Irish poet Seamus Heaney has died at 74. The Guardian has a brief account of his life; The Telegraph grapples more directly with the work There’s also his long, insightful interview with The Paris Review, from 1997.
“Heaney’s volumes make up two-thirds of the sales of living poets in Britain,” the BBC wrote in 2007, calling him “arguably, the English language’s greatest living bard.”
One of his best-known poems, “Digging,” compares his trade to that of his father and grandfather, who were farmers and cattle-raisers. These are its last two stanzas:
The cold smell of potato mould, the squelch and slap
Of soggy peat, the curt cuts of an edge
Through living roots awaken in my head.
But I’ve no spade to follow men like them.
Between my finger and my thumb
The squat pen rests.
I’ll dig with it.
One of Heaney’s great later achievements was his translation of Beowulf, which I bought and read along with his Selected Poems when I was in college.
Previous translators struggled with the first word of Beowulf (“Hwaet!”) for decades. “Hark!” “What!”, and so on. Heaney’s version: “So.” <3— Ellie Cumbo (@EllieCumbo) August 30, 2013

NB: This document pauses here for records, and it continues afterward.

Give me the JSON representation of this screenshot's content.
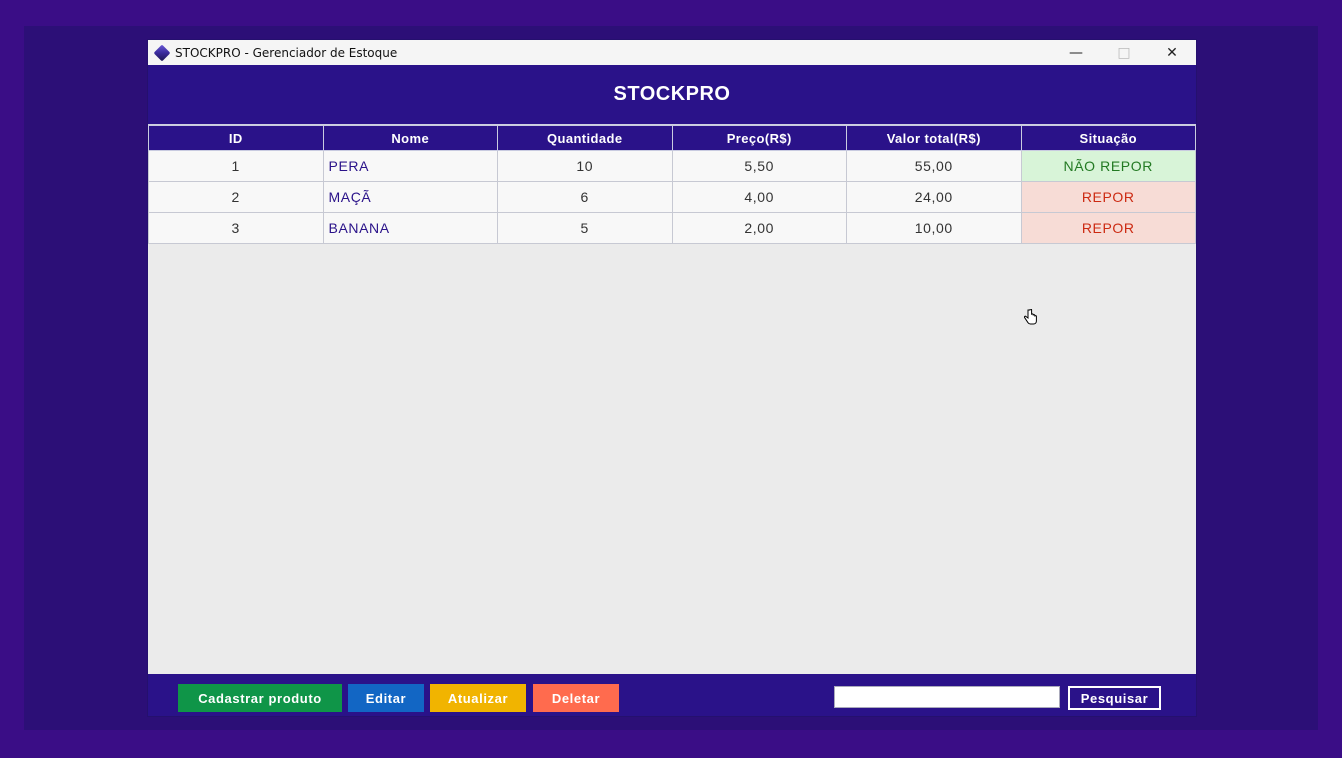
{
  "window": {
    "title": "STOCKPRO - Gerenciador de Estoque",
    "controls": {
      "minimize": "—",
      "maximize": "□",
      "close": "✕"
    }
  },
  "header": {
    "title": "STOCKPRO"
  },
  "table": {
    "columns": [
      "ID",
      "Nome",
      "Quantidade",
      "Preço(R$)",
      "Valor total(R$)",
      "Situação"
    ],
    "rows": [
      {
        "id": "1",
        "nome": "PERA",
        "quantidade": "10",
        "preco": "5,50",
        "valor_total": "55,00",
        "situacao": "NÃO REPOR"
      },
      {
        "id": "2",
        "nome": "MAÇÃ",
        "quantidade": "6",
        "preco": "4,00",
        "valor_total": "24,00",
        "situacao": "REPOR"
      },
      {
        "id": "3",
        "nome": "BANANA",
        "quantidade": "5",
        "preco": "2,00",
        "valor_total": "10,00",
        "situacao": "REPOR"
      }
    ]
  },
  "toolbar": {
    "cadastrar_label": "Cadastrar produto",
    "editar_label": "Editar",
    "atualizar_label": "Atualizar",
    "deletar_label": "Deletar",
    "search_value": "",
    "pesquisar_label": "Pesquisar"
  },
  "colors": {
    "primary": "#2a1289",
    "cadastrar": "#0f9548",
    "editar": "#1266c4",
    "atualizar": "#f1b400",
    "deletar": "#ff6b4e",
    "status_ok_bg": "#d8f4d8",
    "status_repor_bg": "#f7dcd6"
  },
  "icons": {
    "app": "stockpro-cube-icon",
    "cursor": "hand-pointer-icon"
  }
}
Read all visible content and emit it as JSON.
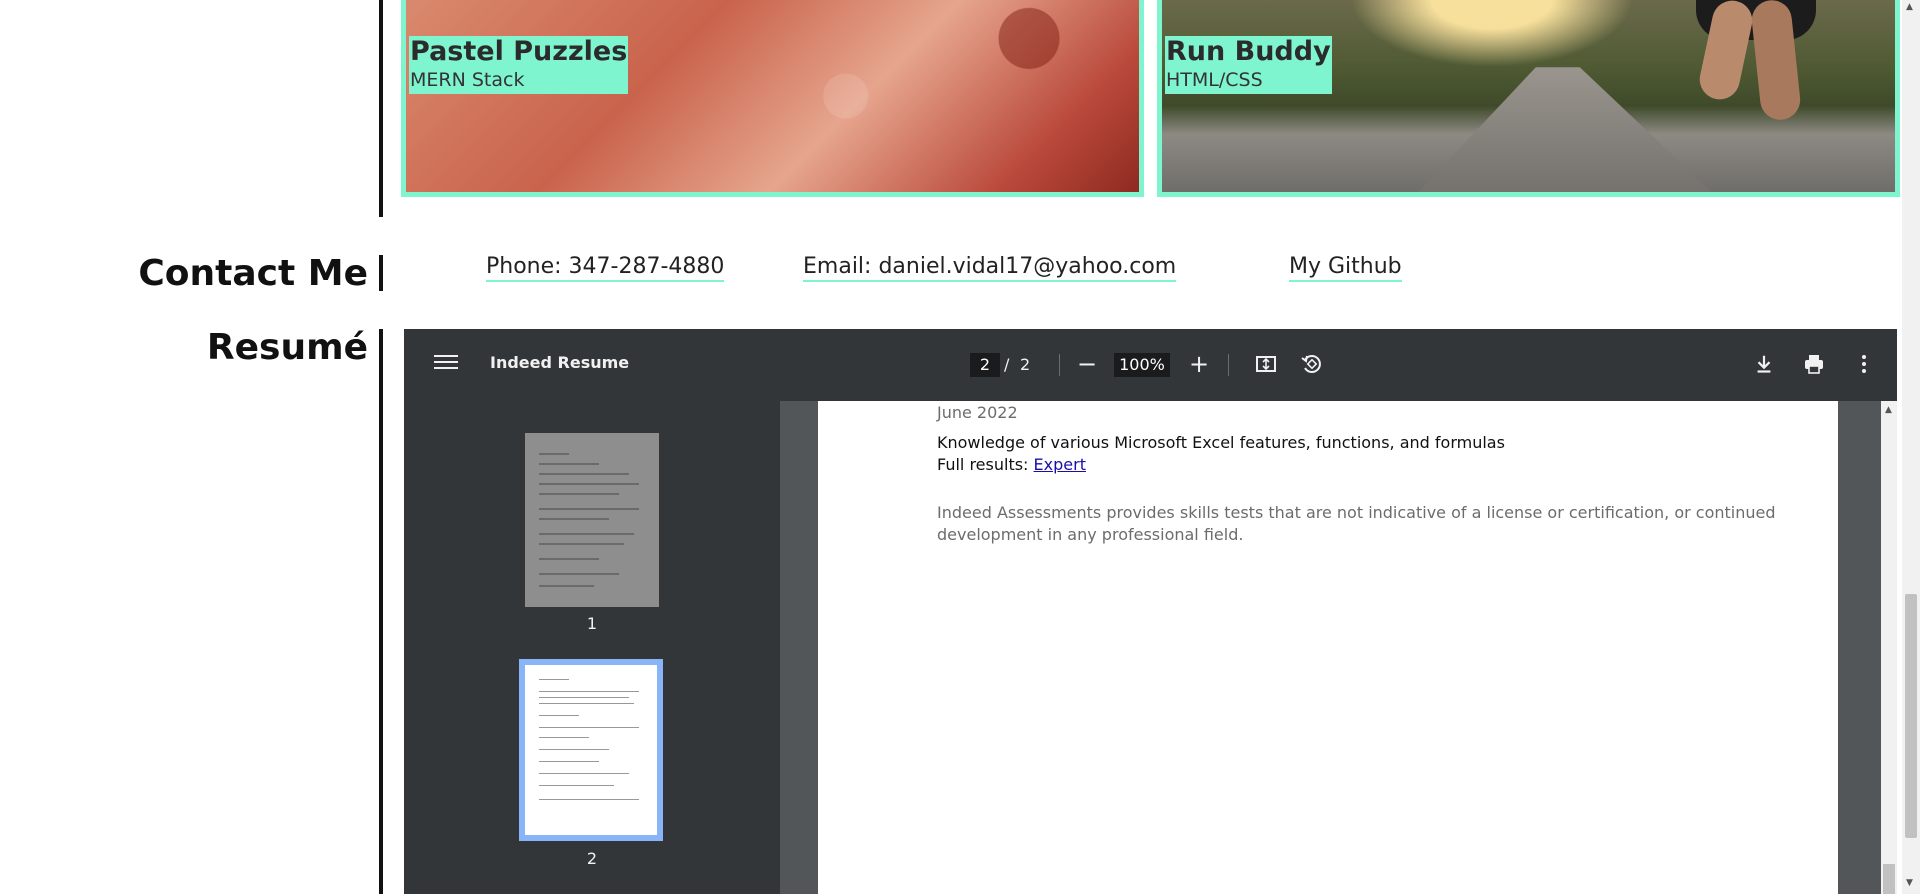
{
  "projects": [
    {
      "title": "Pastel Puzzles",
      "stack": "MERN Stack"
    },
    {
      "title": "Run Buddy",
      "stack": "HTML/CSS"
    }
  ],
  "contact": {
    "heading": "Contact Me",
    "phone": "Phone: 347-287-4880",
    "email": "Email: daniel.vidal17@yahoo.com",
    "github": "My Github"
  },
  "resume": {
    "heading": "Resumé",
    "viewer": {
      "doc_title": "Indeed Resume",
      "current_page": "2",
      "separator": "/",
      "total_pages": "2",
      "zoom": "100%",
      "icons": [
        "menu-icon",
        "zoom-out-icon",
        "zoom-in-icon",
        "fit-page-icon",
        "rotate-icon",
        "download-icon",
        "print-icon",
        "more-icon"
      ],
      "thumbnails": [
        "1",
        "2"
      ],
      "page_content": {
        "date": "June 2022",
        "line1": "Knowledge of various Microsoft Excel features, functions, and formulas",
        "results_label": "Full results:",
        "results_link": "Expert",
        "disclaimer_line1": "Indeed Assessments provides skills tests that are not indicative of a license or certification, or continued",
        "disclaimer_line2": "development in any professional field."
      }
    }
  },
  "colors": {
    "accent": "#7ff5cf",
    "toolbar": "#323639",
    "viewer_bg": "#525659"
  }
}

Heaney’s take on the Anglo-Saxon most reminds me of the first of Ezra Pound’s Cantos, a weird mix of old epic and contemporary free-verse imagery and meters, a translation of a translation of Homer that begins “And then” and ends “So that:”
When Swinburne died, W.B. Yeats is said to have told his sister, “Now I am King of the Cats.” When Robert Frost died, John Berryman asked, “who’s number one?”
I note this not to pose the question “who’s number one?” now that Heaney has died, but to observe that just as champion boxers and sprinters often have outsized competitive personalities that seem like caricatures compared to other athletes, even among writers, and even when they resist, as Heaney did, being drawn into literary feuds or political debate, great poets are often magnificent and terrible and troubling and glorious and weird.